-------- DATASET RECORDS

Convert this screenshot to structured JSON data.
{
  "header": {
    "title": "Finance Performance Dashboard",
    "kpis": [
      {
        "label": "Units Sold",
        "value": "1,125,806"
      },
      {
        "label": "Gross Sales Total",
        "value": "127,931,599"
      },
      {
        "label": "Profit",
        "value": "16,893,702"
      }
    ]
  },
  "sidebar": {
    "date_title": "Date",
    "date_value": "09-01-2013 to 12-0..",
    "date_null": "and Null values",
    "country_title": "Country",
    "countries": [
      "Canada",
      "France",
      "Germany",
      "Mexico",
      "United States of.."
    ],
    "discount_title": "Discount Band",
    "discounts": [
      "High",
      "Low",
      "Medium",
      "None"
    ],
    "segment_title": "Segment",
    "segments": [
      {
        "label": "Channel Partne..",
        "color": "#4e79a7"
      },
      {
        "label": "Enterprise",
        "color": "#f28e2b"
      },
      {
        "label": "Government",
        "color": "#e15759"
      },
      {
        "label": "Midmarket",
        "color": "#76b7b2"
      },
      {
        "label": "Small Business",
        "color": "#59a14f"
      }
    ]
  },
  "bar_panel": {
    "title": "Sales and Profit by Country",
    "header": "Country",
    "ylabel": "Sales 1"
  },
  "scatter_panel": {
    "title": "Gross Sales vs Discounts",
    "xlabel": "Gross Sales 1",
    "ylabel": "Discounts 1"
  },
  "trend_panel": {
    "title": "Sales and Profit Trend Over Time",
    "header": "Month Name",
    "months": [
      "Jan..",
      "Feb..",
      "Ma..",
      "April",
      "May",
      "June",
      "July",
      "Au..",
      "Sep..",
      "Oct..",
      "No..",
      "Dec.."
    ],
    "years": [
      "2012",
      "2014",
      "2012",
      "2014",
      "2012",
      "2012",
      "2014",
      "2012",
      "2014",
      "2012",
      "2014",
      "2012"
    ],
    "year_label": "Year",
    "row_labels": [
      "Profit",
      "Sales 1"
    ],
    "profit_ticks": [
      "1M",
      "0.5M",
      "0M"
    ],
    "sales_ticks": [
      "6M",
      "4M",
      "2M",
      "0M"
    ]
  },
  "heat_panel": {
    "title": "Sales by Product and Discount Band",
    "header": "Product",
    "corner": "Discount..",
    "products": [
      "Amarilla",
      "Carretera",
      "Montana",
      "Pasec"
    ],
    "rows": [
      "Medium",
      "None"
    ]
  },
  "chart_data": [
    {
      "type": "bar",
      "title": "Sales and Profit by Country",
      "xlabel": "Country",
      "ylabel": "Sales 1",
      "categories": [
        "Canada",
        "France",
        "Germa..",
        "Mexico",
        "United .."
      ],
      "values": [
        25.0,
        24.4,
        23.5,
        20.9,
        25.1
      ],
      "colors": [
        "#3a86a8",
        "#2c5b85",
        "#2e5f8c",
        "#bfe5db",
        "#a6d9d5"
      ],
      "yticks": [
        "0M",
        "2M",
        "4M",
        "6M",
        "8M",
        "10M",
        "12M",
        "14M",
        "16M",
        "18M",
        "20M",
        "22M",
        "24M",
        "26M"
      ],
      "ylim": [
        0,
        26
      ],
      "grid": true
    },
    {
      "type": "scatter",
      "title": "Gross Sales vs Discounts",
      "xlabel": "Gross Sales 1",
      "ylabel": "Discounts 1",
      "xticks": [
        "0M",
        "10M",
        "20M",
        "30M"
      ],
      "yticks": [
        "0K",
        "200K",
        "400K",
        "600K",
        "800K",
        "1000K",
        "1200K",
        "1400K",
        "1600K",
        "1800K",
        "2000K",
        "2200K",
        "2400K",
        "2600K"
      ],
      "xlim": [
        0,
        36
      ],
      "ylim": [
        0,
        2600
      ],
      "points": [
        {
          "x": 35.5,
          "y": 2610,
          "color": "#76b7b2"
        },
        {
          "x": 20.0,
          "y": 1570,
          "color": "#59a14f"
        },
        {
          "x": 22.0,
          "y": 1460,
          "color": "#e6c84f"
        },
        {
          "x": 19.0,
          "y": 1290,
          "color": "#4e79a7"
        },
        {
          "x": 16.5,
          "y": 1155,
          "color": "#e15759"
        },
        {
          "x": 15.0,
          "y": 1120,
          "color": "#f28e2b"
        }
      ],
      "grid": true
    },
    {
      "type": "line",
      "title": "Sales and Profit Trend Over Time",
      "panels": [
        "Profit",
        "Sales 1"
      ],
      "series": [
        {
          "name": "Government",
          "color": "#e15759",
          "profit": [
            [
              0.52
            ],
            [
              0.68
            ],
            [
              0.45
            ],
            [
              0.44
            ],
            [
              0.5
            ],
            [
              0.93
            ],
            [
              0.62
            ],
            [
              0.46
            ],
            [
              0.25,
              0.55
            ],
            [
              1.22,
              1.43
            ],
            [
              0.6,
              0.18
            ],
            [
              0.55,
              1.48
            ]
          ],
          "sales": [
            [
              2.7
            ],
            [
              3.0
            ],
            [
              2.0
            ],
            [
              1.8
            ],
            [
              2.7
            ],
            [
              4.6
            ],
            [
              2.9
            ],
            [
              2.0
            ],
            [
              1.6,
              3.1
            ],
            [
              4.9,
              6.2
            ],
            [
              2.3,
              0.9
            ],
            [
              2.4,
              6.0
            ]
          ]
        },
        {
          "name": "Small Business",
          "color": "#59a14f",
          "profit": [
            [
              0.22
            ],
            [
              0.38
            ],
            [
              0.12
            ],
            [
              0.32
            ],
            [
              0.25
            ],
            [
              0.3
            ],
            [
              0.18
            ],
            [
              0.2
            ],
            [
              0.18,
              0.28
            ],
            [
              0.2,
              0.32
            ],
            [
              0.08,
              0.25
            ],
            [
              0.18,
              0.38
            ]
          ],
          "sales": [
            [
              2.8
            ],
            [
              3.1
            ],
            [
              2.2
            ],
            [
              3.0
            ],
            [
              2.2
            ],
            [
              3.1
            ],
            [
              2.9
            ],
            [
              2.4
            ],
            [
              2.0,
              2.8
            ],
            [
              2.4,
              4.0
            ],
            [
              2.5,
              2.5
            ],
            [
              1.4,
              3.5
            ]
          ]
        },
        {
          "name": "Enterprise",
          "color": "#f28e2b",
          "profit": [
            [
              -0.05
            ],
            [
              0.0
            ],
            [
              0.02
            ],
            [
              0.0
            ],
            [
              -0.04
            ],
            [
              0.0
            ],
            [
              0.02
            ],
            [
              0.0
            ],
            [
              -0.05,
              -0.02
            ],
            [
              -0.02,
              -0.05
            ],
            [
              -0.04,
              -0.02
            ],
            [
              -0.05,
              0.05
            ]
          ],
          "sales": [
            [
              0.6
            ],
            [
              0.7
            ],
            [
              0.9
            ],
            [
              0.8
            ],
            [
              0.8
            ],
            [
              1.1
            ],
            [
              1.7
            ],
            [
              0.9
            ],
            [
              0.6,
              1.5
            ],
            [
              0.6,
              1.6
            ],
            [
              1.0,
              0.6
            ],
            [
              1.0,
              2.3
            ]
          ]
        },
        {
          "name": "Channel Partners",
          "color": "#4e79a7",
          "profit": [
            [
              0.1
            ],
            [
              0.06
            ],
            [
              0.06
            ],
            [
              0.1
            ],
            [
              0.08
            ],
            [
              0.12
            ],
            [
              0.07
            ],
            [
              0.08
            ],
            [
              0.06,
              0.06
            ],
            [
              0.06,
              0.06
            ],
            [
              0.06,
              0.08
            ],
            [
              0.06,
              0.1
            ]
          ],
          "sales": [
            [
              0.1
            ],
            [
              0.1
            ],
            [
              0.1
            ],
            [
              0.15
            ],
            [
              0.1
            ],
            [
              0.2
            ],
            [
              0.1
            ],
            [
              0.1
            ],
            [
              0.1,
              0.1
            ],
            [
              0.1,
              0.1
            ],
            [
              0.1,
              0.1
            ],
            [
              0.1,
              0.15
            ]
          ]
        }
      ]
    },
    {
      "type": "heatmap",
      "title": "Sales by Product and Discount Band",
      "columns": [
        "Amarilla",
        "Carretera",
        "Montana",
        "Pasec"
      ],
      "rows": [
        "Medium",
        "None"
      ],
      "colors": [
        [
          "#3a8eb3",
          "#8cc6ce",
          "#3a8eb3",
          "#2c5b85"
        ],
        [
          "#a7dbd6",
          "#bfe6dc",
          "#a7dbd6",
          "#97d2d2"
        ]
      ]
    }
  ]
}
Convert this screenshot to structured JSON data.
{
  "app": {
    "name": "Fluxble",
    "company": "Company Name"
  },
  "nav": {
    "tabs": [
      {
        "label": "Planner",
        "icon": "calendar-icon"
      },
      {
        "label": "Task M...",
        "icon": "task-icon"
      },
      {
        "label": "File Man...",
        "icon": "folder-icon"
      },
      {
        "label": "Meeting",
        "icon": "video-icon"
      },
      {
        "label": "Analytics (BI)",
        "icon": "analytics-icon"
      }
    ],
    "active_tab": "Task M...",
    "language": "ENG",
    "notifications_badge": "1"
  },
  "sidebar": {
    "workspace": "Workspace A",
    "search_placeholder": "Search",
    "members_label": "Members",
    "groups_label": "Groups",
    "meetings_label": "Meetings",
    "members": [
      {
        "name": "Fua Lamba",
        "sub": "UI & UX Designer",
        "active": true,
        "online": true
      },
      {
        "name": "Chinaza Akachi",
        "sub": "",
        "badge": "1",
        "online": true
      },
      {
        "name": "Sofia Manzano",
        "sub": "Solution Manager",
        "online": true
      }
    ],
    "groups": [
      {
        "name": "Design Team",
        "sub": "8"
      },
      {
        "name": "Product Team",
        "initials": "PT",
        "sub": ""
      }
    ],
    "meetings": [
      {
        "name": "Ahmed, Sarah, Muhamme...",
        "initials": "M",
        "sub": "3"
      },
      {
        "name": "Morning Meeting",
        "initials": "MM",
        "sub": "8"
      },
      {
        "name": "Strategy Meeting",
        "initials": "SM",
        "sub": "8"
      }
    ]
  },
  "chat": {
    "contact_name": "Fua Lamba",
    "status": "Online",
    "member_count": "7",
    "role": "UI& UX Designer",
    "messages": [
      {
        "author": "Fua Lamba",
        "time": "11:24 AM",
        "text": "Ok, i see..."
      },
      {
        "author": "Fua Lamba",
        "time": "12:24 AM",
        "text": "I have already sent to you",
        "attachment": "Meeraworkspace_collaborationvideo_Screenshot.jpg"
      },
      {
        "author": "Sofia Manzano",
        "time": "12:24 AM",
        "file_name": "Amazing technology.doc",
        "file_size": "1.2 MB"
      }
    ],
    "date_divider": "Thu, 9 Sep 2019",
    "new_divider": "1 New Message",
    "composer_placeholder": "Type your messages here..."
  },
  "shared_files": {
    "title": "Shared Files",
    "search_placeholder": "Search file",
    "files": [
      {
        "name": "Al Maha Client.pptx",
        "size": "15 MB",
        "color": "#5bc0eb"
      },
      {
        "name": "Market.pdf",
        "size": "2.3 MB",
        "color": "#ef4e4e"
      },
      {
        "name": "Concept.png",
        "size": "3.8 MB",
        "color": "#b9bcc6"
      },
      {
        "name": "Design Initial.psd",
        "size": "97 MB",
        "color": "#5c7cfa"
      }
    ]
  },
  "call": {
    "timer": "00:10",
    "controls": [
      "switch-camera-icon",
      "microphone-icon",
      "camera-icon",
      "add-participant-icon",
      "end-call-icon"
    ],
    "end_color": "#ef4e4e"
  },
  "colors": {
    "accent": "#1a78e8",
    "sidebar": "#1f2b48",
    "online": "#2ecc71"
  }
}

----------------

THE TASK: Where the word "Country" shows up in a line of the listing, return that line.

RESPONSE TO THIS TASK:
    "country_title": "Country",
    "title": "Sales and Profit by Country",
    "header": "Country",
      "title": "Sales and Profit by Country",
      "xlabel": "Country",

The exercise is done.